    I am building a spider inspired by yours and have a couple of questions.

    Why did you end up with two sets of holes in the plate?

    Is there a reason that you chose to put the "tenons" on the spacers rather than on the plate?

    With my limited expertise I think it would be easier to drill a hole in the end of each spacer than to turn to a shoulder of an exact "height".


  • #2
    The two sets of holes are an artifact of a problem that arises with my particular chuck. It's not worth explaining here. Suffice it to say that you can build it with only one set of holes.

    I didn't want the tenons on the plate because I anticipated cases where the plate would have to be close to the chuck face and the tenons would limit how close the spider could approach the face.

    In retrospect, that situation has never arisen so putting tenons on the plate instead of the spacers would have been ok, and, admittedly, would have made the process of making spacers a bit easier.

    As with all bodged shop gadgets, there's nothing sacred about the original design. Make what works for you.
    Regards, Marv

    Home Shop Freeware - Tools for People Who Build Things

    Location: LA, CA, USA


    • #3
      I am not Marv, but I think I would add a vote in support of his existing design.

      I'd think that if you can face off three plugs to the same length, it is no more work to face off those three plugs with a shoulder at the same length. In other words, you have to hold the length of the spacer plugs consistent either way. The pin portion on the other hand does not have to be perfect.

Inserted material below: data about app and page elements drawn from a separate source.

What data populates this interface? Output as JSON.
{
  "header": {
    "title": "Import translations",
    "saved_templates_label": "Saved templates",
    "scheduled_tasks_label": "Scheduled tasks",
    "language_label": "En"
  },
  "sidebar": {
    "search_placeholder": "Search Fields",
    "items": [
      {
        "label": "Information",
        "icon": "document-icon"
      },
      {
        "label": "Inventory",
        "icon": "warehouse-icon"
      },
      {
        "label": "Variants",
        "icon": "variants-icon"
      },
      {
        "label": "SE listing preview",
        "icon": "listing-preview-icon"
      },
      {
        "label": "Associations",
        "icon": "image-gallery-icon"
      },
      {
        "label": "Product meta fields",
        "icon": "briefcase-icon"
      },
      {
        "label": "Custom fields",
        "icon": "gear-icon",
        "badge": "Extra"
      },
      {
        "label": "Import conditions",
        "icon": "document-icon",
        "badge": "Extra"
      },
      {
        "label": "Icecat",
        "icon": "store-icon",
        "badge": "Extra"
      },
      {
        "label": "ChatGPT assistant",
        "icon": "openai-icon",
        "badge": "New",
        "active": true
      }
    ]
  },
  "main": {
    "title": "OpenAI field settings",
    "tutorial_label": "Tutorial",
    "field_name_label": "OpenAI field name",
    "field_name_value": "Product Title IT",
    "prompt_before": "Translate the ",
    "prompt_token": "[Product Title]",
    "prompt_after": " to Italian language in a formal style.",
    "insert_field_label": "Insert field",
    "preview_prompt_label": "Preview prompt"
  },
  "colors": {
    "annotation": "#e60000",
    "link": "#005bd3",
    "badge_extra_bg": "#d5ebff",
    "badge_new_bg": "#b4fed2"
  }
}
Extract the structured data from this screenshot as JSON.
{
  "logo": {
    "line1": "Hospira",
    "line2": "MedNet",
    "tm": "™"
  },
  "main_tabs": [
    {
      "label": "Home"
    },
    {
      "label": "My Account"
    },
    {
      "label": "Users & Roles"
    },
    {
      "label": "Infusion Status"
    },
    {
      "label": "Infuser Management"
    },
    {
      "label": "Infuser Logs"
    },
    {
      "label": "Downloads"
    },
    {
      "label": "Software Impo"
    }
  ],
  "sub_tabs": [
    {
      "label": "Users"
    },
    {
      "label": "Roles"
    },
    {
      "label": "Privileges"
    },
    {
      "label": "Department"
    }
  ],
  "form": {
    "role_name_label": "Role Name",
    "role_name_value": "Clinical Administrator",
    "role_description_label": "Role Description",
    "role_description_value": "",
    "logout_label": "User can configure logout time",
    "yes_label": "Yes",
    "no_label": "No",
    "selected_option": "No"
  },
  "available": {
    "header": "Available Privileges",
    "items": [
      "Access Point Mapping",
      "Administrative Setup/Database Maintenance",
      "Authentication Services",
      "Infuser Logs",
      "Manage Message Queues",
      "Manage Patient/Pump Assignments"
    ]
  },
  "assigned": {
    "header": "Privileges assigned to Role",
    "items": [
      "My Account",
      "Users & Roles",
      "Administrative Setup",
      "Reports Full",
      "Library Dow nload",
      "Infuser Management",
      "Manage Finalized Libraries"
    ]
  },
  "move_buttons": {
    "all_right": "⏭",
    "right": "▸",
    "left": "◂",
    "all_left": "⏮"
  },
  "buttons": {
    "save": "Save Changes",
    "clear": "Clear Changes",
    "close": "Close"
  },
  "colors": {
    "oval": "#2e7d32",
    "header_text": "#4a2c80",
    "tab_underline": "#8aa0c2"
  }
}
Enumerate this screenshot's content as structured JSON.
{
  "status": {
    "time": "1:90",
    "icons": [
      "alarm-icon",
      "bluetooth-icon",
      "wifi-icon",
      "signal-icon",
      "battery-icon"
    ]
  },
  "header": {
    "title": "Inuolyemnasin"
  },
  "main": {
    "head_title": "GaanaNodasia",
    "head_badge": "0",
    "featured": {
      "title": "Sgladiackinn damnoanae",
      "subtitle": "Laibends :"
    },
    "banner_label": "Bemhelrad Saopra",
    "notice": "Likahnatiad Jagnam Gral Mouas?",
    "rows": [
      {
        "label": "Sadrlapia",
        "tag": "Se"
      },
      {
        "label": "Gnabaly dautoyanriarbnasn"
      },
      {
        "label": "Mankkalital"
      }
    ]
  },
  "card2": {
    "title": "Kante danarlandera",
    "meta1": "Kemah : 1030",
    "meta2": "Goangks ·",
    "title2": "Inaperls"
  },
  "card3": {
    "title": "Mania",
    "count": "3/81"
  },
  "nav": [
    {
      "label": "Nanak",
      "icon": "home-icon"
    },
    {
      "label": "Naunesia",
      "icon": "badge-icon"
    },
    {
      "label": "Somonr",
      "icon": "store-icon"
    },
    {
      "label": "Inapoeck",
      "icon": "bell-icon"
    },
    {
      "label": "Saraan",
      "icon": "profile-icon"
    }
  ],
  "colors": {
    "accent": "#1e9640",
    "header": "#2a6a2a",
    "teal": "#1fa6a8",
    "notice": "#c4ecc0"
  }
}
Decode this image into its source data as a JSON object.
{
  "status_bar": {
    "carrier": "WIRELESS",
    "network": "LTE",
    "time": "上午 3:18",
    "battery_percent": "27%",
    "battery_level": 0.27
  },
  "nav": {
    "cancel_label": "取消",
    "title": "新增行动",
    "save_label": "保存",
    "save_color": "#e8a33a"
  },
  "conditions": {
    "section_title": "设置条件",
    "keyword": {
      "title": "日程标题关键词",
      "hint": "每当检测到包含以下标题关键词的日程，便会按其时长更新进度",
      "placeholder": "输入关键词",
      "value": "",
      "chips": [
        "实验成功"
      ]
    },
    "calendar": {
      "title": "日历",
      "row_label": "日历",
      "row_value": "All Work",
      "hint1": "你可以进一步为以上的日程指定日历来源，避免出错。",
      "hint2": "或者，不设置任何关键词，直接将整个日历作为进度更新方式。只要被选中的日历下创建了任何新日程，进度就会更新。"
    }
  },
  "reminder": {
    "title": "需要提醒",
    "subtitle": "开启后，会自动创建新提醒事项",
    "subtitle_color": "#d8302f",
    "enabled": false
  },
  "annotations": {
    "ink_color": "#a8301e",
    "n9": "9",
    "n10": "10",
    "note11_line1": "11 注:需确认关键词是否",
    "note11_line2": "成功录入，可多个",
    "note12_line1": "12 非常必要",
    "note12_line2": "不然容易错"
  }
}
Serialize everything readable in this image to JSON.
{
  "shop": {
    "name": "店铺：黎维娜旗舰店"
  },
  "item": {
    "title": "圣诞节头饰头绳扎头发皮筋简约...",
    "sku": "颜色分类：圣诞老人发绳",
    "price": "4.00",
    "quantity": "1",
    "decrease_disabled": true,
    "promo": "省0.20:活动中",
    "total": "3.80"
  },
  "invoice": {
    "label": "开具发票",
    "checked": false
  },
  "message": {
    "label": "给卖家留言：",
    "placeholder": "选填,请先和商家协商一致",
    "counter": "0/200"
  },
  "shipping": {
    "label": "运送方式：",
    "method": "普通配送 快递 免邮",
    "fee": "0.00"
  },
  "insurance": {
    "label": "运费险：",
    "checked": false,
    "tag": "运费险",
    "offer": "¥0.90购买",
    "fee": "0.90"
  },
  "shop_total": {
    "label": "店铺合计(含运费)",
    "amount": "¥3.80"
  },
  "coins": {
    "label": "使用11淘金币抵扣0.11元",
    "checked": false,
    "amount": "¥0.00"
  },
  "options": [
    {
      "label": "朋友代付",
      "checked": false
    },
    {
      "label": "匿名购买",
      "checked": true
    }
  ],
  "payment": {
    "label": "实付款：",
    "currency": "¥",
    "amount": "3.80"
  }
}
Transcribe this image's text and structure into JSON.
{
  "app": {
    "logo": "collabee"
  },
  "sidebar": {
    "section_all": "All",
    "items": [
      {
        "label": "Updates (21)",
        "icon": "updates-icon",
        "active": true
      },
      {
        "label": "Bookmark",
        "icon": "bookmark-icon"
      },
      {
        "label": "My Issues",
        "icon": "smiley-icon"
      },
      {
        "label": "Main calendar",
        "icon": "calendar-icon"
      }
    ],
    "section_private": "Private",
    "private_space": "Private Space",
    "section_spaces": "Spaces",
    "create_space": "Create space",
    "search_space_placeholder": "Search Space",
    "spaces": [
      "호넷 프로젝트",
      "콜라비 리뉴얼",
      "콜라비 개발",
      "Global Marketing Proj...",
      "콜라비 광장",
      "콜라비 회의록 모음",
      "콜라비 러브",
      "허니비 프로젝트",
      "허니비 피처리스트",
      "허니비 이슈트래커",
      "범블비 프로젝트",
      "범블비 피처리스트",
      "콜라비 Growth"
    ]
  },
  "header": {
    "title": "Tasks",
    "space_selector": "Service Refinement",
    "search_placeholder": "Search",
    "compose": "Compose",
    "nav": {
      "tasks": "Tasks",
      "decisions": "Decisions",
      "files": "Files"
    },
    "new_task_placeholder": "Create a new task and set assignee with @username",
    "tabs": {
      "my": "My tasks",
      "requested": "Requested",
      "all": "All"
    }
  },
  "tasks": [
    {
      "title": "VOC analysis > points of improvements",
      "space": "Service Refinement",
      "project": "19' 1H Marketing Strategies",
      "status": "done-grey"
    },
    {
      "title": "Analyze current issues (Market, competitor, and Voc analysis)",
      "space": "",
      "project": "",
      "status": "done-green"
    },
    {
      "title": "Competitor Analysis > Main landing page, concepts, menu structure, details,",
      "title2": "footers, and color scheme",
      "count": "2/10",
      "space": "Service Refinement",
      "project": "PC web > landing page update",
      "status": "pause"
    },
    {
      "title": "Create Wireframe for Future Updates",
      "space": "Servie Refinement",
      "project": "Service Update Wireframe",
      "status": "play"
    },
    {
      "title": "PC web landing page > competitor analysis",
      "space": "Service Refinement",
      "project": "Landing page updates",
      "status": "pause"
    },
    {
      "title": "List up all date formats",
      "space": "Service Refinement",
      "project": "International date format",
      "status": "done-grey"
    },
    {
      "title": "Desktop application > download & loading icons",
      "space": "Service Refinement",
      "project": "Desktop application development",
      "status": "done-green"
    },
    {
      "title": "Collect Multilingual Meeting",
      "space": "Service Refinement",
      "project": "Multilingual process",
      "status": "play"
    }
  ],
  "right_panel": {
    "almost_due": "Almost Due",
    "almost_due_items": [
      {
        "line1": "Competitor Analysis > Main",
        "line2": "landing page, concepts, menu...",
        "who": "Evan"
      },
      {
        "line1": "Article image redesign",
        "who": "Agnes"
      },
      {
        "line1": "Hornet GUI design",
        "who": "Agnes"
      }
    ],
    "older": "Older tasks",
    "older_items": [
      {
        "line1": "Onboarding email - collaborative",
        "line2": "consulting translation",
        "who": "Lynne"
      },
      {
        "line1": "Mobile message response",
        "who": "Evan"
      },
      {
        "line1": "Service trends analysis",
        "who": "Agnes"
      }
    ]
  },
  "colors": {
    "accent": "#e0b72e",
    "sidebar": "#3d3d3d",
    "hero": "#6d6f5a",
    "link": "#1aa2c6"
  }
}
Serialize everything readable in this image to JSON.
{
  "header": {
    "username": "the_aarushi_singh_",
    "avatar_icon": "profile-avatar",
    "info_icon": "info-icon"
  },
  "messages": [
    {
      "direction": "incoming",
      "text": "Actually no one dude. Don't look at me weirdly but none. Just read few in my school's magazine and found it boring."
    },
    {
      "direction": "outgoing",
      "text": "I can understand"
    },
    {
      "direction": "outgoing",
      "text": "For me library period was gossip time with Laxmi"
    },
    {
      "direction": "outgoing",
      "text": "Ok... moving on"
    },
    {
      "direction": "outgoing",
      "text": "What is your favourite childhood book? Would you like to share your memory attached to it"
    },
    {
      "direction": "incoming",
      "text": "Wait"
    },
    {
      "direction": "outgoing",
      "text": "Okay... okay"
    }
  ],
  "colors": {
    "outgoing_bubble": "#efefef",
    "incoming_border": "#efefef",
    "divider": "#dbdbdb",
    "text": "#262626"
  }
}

      This method also has the advantage that you don't have to find a way to bolt the tennons to the plate etc. The plate is simple...round with three holes and three slots. The pins are simple....three the same length with a tennon that doesn't have to be of perfect length, just a bit shorter than the depth of the plate.

      Paul Carpenter
      Mapleton, IL


      • #4
        Thanks Marv & Paul.

        Marv, I was just checking to see if there was something about tghe tenons on the plate I was missing.

        Paul, for me with my limited experience, press fitting three tenons one time is easier that machining three tenons for every set of spacers I make.

        Also, if there ever comes a time when I can make up a spacer by stacking smaller ones, I can just drop a rod into the holes, which would have to be there anyway to hold the fixed tenon of the added spacer.

        Thanx again.


        • #5
          Bob-- I follow you up to a point. If you put fixed tennons on the plate, then you don't have to machine tennons on your spacer pins. On the other hand, you then have to face them off to length and then bore a hole in the back of each one which seems like more work to me, not less.

          To each his own however....I know we all have certain things we hate to do more than others.

          Paul Carpenter
          Mapleton, IL


          • #6

            A tale to show you what a novice I am.

            I figured that a 5C collet with a stop and locking the carriage to face all three spacers would produce equal length spacers. When I couldn't produce three closer than .006 trying all manner of solutions, I became quite frustrated. I even tried using a torque wrench to tighten the collet.

            DUH!!! The diameter of the spacers don't have to match in their intended use, BUT the dia does affect the distance the collet is pulled into the chuck thus affecting the height of the spacer using my procedure.